Problem description:
In the data that follows, how many lines contain the word "Santa"? Give only that number.

[Materials provided — start]

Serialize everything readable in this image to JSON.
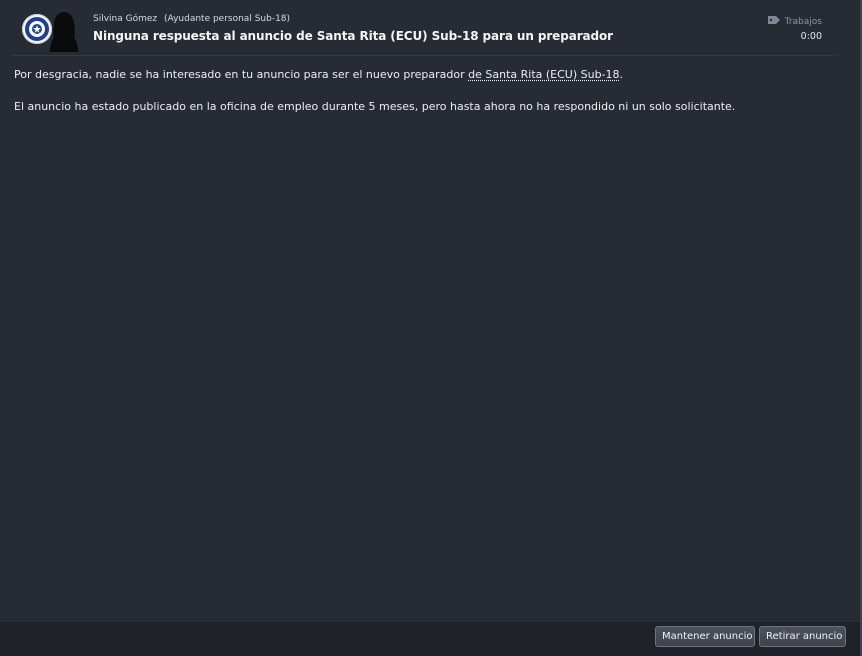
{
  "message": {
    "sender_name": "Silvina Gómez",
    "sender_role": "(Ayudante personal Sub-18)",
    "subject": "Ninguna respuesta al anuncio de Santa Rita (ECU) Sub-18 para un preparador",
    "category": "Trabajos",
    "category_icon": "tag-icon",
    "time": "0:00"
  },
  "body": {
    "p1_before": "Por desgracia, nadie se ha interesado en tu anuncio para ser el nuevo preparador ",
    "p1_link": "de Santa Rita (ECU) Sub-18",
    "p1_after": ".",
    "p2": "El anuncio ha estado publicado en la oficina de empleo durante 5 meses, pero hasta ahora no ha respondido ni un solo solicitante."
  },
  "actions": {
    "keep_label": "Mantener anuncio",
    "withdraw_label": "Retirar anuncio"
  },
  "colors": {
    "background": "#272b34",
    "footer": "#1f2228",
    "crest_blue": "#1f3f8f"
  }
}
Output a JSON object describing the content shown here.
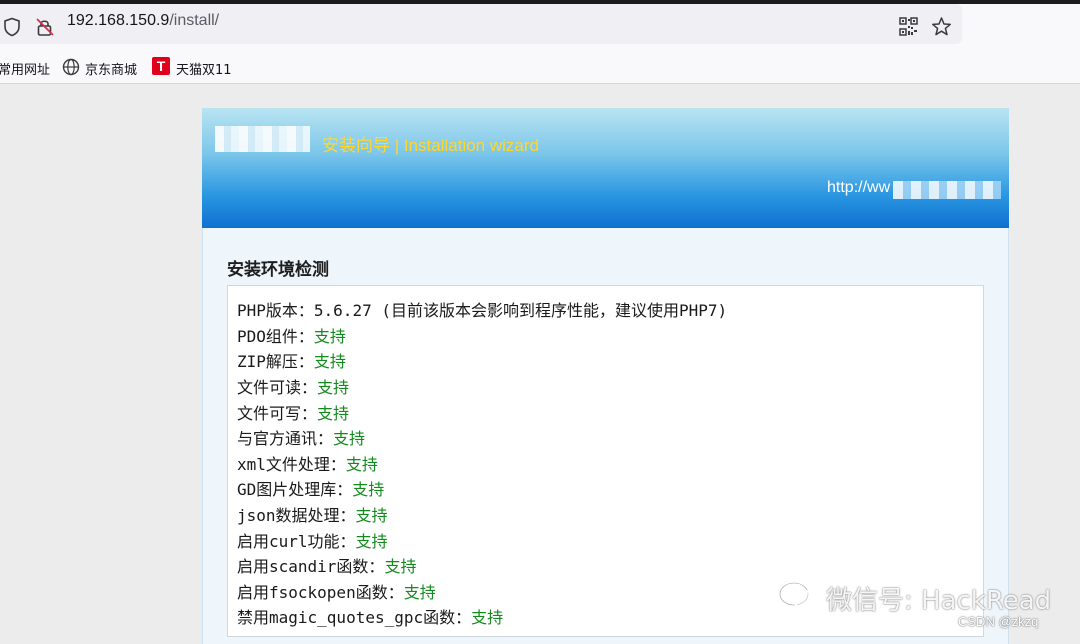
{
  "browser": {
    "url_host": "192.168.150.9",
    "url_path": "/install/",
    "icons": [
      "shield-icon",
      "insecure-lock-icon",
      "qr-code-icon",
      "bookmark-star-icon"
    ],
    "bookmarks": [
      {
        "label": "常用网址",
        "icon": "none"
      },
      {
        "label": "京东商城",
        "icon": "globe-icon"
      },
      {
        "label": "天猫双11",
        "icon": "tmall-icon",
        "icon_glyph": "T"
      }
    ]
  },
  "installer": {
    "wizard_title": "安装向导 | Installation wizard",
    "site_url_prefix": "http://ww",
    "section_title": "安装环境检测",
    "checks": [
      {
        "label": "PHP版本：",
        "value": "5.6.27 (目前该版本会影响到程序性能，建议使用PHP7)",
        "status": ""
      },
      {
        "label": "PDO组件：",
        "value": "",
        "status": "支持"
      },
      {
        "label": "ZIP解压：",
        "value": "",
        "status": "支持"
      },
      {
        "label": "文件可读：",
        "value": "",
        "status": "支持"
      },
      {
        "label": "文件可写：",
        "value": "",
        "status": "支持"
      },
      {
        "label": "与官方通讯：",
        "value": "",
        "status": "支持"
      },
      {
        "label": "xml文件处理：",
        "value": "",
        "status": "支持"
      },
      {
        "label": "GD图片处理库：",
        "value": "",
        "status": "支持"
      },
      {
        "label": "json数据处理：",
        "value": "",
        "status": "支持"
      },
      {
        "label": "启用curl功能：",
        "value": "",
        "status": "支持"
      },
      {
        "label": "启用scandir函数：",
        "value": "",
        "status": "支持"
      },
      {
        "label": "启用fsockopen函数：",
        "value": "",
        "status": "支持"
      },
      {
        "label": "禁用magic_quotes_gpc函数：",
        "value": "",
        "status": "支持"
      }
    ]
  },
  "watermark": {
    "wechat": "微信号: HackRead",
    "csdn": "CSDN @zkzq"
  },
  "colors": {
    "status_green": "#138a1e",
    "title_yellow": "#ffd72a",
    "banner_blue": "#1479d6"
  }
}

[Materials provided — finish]

Exercise output:
2